Player must have last played for the Syracuse Orangemen 15+ years ago. Why this lengthy time frame? I think time provides perspective for which we can truly evaluate a player and his contributions. Carmelo Anthony had an outstanding season with Syracuse in 2002-2003, possibly the best single season a player ever had at Syracuse (I would dispute that it definitively was the best single season ever). One strong contributing factor for Anthony’s greatness is that Syracuse won the national championship that lone year. And he gets a lot of credit for it; and he should. As should his teammates. But what if Syracuse wins a national championship in 2008? Is Anthony as special now? How about if they win back to back in 2008-2009 behind Jonny Flynn? What do you think of Anthony then? So I think he need some time to go by to really evaluate a player. Does he stand the test of time?
One Induction a Year. Only one individual can be inducted into the OrangeHoops Hall Of Fame each year. This helps restrict us to only great players, and we are taking only one great player a year. If there are two great players, one will have to wait until next year. If third great player comes along next year and prevents the second player from getting in again, then perhaps that second player was not as great as originally thought.
No Induction Required. There is no requirement that any individual be inducted into the OrangeHoops Hall of Fame any given year. If there are no worthy candidates, then none will be named.
Anyone associated with the program is eligible. The OrangeHoops Hall of Fame will not be restricted to players. Coaches would be eligible as would assistants, trainers, athletic directors, etc.
Coaches can be inducted year after they retire. A coach can be inducted into the OrangeHoops Hall of Fame the year after he retires. I think a coach that would be considered worthy for induction (aka Jim Boeheim) would have a long resume that could clearly be evaluated with the proper context immediately. Players have 1-4 seasons to prove themselves, and so time is needed to understand them. A great coach, on the other hand, would have 10 to 30 seasons, and I think a clear picture of the individual is already understood.
Inductions will occur in September. It’s the off season for basketball, and school has just restarted, so I know fans are eager for the upcoming basketball season. It just seems like the right time each year to make the announcement.
So I’ve set my rules for the OrangeHoops Hall of Fame. Who will be my inductees? I’ve decided I want to set up a charter class, and 5 seemed like a reasonable number, and it is symbolic of the number of players on a basketball court. I would have liked to have incorporated the magic #44 into it, but 44 players was too many, and I was at a loss of how else to incorporate it. Given the 15 year rule, players who finished their Syracuse career 1992 or earlier are eligible.
The 5 Initial Inductees into the OrangeHoops Hall of Fame are (in alphabetical order):
Dave Bing, Guard, 1964-1966
Derrick Coleman, Forward, 1987-1990
Sherman Douglas, Guard, 1986-1989
Vic Hanson, Forward, 1925-1927
Dwayne ‘Pearl’ Washington, Guard, 1984-1986
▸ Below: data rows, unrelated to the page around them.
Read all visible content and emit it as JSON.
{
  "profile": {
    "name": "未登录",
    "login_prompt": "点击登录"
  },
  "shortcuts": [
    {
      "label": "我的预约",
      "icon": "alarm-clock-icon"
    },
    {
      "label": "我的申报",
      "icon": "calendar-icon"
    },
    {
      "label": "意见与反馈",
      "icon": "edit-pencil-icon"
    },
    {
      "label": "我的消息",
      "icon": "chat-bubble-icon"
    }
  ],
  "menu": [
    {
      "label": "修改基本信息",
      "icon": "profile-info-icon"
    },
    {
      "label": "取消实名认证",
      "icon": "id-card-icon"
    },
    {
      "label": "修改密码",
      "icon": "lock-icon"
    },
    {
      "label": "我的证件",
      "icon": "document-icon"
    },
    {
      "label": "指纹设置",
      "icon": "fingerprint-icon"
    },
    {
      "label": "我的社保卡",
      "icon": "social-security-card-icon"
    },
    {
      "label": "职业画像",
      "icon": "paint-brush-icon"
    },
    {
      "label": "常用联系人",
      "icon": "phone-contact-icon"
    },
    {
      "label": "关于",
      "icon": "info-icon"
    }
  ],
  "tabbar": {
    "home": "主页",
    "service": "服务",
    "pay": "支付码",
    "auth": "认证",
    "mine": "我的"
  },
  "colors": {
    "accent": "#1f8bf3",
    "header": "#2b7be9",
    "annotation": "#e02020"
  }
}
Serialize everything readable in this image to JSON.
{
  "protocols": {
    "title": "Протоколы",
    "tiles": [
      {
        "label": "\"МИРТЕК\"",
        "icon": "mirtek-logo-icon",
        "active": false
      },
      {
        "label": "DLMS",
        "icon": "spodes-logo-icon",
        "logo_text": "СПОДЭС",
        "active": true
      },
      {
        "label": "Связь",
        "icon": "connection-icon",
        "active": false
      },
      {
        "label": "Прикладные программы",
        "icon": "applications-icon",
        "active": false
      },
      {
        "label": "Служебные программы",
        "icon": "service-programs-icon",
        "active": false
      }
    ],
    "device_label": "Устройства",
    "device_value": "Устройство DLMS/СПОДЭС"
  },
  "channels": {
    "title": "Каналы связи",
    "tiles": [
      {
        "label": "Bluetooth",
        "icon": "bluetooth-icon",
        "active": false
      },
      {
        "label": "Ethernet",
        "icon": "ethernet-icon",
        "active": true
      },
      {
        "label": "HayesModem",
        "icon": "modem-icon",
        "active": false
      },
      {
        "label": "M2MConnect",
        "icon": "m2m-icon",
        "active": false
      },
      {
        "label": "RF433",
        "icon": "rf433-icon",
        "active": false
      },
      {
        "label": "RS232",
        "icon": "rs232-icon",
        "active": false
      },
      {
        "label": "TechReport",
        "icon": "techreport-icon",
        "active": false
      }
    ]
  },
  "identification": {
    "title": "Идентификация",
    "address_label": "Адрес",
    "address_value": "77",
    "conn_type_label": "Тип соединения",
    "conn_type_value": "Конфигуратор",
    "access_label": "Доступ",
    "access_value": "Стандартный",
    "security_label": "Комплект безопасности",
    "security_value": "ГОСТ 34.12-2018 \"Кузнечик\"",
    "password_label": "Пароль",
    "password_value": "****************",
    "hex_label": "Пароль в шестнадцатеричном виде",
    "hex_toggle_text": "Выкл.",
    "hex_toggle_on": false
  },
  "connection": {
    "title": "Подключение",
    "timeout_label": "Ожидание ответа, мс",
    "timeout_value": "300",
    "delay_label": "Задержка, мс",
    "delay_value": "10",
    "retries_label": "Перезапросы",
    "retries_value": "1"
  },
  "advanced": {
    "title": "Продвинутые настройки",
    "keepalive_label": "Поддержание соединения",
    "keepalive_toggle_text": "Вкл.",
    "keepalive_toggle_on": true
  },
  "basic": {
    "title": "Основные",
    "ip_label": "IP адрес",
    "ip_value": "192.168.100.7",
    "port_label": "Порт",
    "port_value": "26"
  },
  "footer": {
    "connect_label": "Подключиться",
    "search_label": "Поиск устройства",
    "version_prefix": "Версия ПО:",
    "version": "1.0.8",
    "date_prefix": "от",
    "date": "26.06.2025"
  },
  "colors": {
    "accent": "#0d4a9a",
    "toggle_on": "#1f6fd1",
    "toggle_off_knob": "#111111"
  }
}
I feel these five represent the best of Syracuse University basketball. Their accomplishments are fairly well known. I’ve put the link for each to their information on OrangeHoops.org. I also think that given the time period in discussion these are the definitive top five.